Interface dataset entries
------------------------------------------------------------
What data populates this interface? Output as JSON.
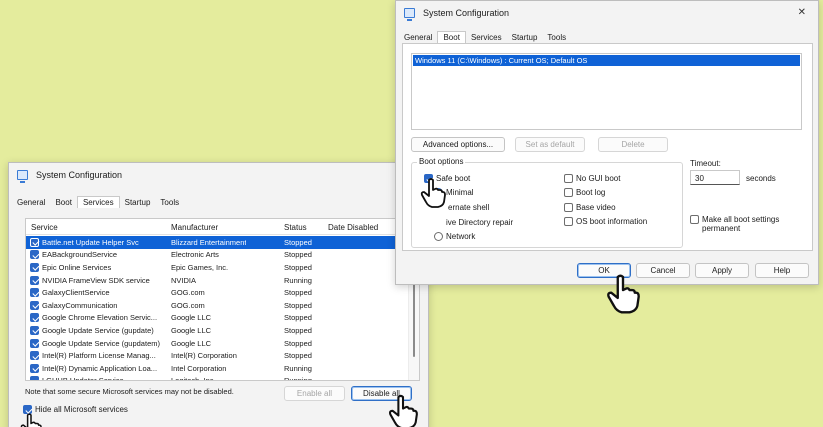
{
  "win_left": {
    "title": "System Configuration",
    "tabs": [
      "General",
      "Boot",
      "Services",
      "Startup",
      "Tools"
    ],
    "active_tab": "Services",
    "columns": [
      "Service",
      "Manufacturer",
      "Status",
      "Date Disabled"
    ],
    "rows": [
      {
        "service": "Battle.net Update Helper Svc",
        "manufacturer": "Blizzard Entertainment",
        "status": "Stopped",
        "selected": true
      },
      {
        "service": "EABackgroundService",
        "manufacturer": "Electronic Arts",
        "status": "Stopped"
      },
      {
        "service": "Epic Online Services",
        "manufacturer": "Epic Games, Inc.",
        "status": "Stopped"
      },
      {
        "service": "NVIDIA FrameView SDK service",
        "manufacturer": "NVIDIA",
        "status": "Running"
      },
      {
        "service": "GalaxyClientService",
        "manufacturer": "GOG.com",
        "status": "Stopped"
      },
      {
        "service": "GalaxyCommunication",
        "manufacturer": "GOG.com",
        "status": "Stopped"
      },
      {
        "service": "Google Chrome Elevation Servic...",
        "manufacturer": "Google LLC",
        "status": "Stopped"
      },
      {
        "service": "Google Update Service (gupdate)",
        "manufacturer": "Google LLC",
        "status": "Stopped"
      },
      {
        "service": "Google Update Service (gupdatem)",
        "manufacturer": "Google LLC",
        "status": "Stopped"
      },
      {
        "service": "Intel(R) Platform License Manag...",
        "manufacturer": "Intel(R) Corporation",
        "status": "Stopped"
      },
      {
        "service": "Intel(R) Dynamic Application Loa...",
        "manufacturer": "Intel Corporation",
        "status": "Running"
      },
      {
        "service": "LGHUB Updater Service",
        "manufacturer": "Logitech, Inc.",
        "status": "Running"
      }
    ],
    "note": "Note that some secure Microsoft services may not be disabled.",
    "enable_all": "Enable all",
    "disable_all": "Disable all",
    "hide_ms": "Hide all Microsoft services"
  },
  "win_right": {
    "title": "System Configuration",
    "close": "✕",
    "tabs": [
      "General",
      "Boot",
      "Services",
      "Startup",
      "Tools"
    ],
    "active_tab": "Boot",
    "os_entry": "Windows 11 (C:\\Windows) : Current OS; Default OS",
    "advanced_options": "Advanced options...",
    "set_default": "Set as default",
    "delete": "Delete",
    "boot_options_label": "Boot options",
    "safe_boot": "Safe boot",
    "minimal": "Minimal",
    "alternate_shell": "ernate shell",
    "ad_repair": "ive Directory repair",
    "network": "Network",
    "no_gui_boot": "No GUI boot",
    "boot_log": "Boot log",
    "base_video": "Base video",
    "os_boot_info": "OS boot information",
    "timeout_label": "Timeout:",
    "timeout_value": "30",
    "seconds": "seconds",
    "make_permanent": "Make all boot settings permanent",
    "ok": "OK",
    "cancel": "Cancel",
    "apply": "Apply",
    "help": "Help"
  }
}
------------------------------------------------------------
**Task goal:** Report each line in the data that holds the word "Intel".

**Result:**
        "service": "Intel(R) Platform License Manag...",
        "manufacturer": "Intel(R) Corporation",
        "service": "Intel(R) Dynamic Application Loa...",
        "manufacturer": "Intel Corporation",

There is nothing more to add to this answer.